What helps you get going when you are not being productive? Please share your ideas in the comments section.
A ten year longitudinal study on executive transitions found that more than 50% of executives who inherit a mess fail within their first 18 months on the job. Also uncovered by the study were the numerous landmines for leaders in this situation. Based on this research and my experience, here are six things the most effective leaders do to avoid failing in a new role.
Mistakes enable growth. Setbacks are a given. How do you handle them?
Do you let the problem paralyze you, or do you use it as learning experience? Here are coping mechanisms and mental approaches that are scientifically proven to help you better handle missteps, bounce back from setbacks, and, even use them to your advantage.
Sheryl Sandberg recently visited Airbnb to share lessons learned from her years at Facebook and Google. The question was posed to Sandberg: “What’s the number one thing you look for in someone who can scale with a company?”
“Someone who takes feedback well. Because people who can take feedback well are people who can learn and grow quickly.”
How well do you take feedback and do you apply it in a proactive way?
What if corporate restructuring were more than a slash and burn? What if it appealed to hope instead of fear? What if it not only promised, but actually delivered, a stronger company and a better place to work?
Companies hate losing their star workaholics, so Johnson & Johnson is triple-teaming them with a dietitian, a physiologist, and an executive coach; their answer to executive burnout. How does your organization address burnout?
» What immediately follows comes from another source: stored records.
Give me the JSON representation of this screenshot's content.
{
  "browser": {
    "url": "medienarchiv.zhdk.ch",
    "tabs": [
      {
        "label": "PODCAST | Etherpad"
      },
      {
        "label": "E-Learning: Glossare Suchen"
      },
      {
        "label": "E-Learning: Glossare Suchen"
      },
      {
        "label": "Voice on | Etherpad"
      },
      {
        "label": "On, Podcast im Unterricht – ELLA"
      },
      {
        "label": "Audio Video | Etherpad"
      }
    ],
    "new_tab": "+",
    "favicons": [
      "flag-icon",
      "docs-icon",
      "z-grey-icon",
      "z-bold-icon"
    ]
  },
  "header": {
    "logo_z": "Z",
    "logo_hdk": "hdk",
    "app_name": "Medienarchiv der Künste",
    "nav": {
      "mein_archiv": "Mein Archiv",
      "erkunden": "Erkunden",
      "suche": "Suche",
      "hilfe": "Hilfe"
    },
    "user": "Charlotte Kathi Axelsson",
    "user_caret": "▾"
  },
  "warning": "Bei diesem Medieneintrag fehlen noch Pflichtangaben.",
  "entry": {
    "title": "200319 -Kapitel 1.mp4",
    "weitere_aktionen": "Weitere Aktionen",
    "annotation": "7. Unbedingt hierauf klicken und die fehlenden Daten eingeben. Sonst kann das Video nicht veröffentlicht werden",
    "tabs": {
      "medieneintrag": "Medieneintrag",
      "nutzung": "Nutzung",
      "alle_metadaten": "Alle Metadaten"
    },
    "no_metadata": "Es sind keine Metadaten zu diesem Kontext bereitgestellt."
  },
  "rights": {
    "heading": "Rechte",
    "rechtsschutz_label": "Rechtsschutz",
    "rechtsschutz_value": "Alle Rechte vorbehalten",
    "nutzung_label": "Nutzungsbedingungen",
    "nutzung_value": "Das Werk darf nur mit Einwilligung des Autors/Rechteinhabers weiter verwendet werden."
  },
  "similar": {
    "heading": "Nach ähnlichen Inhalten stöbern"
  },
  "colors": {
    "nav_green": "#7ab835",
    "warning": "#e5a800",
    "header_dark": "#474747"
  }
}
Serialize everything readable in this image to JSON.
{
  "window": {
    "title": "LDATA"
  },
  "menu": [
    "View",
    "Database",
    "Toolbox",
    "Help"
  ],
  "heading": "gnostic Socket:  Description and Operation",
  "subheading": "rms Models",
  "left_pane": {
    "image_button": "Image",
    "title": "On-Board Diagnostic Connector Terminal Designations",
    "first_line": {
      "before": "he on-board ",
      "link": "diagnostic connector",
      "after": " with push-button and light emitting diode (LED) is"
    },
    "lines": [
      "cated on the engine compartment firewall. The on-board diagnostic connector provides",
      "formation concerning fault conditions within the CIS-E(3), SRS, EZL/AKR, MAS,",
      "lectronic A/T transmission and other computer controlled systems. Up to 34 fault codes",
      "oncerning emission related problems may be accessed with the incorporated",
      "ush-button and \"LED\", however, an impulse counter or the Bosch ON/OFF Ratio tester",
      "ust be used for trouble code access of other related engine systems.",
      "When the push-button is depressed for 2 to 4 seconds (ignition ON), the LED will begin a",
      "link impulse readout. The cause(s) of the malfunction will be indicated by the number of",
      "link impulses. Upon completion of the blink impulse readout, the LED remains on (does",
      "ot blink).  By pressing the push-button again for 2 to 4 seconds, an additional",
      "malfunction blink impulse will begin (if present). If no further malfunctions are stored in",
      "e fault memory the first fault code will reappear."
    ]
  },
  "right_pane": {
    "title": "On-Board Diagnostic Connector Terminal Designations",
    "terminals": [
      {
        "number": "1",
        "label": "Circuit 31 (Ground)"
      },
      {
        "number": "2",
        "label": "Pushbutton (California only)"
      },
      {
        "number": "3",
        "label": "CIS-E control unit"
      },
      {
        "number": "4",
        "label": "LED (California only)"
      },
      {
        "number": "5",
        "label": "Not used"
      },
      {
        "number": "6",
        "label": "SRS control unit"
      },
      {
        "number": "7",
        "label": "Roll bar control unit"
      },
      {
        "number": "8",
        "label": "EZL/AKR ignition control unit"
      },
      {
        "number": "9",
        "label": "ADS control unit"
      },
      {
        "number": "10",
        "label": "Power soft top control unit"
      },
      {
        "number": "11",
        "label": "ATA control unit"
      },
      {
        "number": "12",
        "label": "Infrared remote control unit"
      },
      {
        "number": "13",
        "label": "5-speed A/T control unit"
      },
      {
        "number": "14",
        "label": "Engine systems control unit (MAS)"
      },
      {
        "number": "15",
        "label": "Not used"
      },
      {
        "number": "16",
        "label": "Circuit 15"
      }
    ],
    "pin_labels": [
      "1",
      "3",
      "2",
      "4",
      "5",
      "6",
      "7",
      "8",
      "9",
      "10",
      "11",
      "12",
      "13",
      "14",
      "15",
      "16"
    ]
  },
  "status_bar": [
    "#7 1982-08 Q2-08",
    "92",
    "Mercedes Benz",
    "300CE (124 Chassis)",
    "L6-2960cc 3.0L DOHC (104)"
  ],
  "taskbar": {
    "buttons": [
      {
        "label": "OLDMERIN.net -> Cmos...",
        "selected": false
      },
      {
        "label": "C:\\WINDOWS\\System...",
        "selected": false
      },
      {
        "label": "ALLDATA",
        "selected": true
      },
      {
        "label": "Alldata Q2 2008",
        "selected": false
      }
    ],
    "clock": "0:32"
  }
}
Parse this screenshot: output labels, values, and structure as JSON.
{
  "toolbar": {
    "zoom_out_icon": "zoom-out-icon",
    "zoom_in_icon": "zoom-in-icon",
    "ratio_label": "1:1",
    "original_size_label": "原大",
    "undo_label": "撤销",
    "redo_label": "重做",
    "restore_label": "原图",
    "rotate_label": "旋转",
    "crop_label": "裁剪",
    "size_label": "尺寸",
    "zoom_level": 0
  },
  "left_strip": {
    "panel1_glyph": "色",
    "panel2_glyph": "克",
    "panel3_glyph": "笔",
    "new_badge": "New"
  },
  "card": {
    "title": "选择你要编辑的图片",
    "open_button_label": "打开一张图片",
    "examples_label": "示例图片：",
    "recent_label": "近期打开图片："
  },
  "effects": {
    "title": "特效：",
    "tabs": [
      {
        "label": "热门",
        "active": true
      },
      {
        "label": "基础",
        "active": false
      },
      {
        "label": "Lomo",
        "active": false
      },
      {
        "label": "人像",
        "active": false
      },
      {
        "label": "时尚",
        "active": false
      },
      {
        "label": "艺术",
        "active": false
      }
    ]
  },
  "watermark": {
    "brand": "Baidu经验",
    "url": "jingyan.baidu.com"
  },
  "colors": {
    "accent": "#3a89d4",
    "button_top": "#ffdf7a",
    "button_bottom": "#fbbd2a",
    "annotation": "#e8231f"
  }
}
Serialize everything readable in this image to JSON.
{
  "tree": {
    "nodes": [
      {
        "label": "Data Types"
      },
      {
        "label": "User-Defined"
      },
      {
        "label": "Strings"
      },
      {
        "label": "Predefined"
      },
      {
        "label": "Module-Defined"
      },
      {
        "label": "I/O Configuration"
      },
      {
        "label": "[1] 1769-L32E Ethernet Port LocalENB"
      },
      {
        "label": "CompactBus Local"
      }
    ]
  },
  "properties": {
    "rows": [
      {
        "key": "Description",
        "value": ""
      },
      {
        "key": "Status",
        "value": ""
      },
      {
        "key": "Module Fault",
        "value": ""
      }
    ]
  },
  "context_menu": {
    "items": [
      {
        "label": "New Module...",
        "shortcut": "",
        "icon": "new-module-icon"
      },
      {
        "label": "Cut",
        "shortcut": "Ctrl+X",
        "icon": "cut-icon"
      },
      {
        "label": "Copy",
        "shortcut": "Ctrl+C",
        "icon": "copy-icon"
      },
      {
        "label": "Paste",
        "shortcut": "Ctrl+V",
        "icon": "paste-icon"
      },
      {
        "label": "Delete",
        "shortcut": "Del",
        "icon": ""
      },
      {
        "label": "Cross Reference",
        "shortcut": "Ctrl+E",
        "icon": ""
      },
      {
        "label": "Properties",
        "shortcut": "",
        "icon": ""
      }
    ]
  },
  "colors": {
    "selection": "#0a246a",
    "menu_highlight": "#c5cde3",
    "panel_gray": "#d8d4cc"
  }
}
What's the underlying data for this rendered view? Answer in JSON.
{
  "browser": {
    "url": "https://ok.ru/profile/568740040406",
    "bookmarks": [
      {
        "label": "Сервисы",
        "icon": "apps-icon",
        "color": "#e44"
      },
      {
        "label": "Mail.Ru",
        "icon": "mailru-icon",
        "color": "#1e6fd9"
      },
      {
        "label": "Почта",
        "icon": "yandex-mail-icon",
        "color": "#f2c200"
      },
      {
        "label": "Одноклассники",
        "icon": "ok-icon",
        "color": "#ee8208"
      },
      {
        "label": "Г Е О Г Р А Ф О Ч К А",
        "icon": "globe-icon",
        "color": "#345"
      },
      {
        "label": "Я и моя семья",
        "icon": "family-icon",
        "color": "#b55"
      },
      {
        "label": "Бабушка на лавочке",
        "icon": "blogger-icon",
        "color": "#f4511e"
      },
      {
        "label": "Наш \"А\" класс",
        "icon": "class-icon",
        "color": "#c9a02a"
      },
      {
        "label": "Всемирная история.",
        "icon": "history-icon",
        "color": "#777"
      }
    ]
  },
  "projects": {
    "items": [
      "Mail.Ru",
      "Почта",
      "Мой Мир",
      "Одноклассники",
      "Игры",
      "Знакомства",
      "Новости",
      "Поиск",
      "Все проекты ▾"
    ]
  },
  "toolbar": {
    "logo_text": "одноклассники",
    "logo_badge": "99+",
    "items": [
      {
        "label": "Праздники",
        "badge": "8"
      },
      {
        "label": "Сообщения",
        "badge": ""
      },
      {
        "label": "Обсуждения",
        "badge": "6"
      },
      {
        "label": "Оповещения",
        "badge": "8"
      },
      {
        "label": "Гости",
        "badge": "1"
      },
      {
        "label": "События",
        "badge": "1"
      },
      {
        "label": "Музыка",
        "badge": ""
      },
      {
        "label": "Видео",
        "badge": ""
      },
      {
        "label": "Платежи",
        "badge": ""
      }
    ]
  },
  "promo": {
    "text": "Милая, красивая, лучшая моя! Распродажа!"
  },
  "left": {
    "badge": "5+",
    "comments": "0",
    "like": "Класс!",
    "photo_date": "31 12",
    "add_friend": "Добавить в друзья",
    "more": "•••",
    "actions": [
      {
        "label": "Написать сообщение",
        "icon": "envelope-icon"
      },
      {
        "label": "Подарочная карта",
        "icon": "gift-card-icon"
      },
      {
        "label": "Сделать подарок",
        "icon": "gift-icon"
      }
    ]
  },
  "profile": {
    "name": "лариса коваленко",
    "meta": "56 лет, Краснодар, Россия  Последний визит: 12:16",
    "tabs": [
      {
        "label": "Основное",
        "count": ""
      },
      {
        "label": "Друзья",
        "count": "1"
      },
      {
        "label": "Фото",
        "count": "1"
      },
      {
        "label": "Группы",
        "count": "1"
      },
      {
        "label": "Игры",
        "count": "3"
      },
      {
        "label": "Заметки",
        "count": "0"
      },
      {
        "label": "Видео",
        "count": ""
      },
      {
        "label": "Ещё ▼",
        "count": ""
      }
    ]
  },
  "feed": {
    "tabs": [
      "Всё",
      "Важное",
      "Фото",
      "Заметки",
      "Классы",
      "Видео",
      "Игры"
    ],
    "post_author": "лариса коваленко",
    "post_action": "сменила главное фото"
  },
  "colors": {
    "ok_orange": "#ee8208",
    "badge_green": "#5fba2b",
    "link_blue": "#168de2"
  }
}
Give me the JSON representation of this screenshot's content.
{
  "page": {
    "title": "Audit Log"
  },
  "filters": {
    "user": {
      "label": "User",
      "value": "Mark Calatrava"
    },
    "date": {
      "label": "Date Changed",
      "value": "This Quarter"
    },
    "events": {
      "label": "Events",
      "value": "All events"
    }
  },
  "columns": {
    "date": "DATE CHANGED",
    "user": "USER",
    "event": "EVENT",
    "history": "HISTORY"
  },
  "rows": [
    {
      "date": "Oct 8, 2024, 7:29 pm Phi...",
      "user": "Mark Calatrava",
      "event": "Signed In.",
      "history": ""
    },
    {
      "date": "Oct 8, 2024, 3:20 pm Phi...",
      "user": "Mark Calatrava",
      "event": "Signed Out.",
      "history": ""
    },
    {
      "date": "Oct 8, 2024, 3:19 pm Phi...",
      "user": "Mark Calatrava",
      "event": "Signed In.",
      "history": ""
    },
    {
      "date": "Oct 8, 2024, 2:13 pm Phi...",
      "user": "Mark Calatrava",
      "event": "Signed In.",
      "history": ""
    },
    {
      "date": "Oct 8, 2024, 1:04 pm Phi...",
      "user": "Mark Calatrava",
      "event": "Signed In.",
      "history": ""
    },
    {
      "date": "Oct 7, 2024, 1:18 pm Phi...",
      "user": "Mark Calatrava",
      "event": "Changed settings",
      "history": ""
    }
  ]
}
When emotional intelligence first appeared to the masses, it served as the missing link in a peculiar finding: people with average IQs outperform those with the highest IQs 70% of the time. This anomaly threw a massive wrench into what many people had always assumed was the sole source of success—IQ.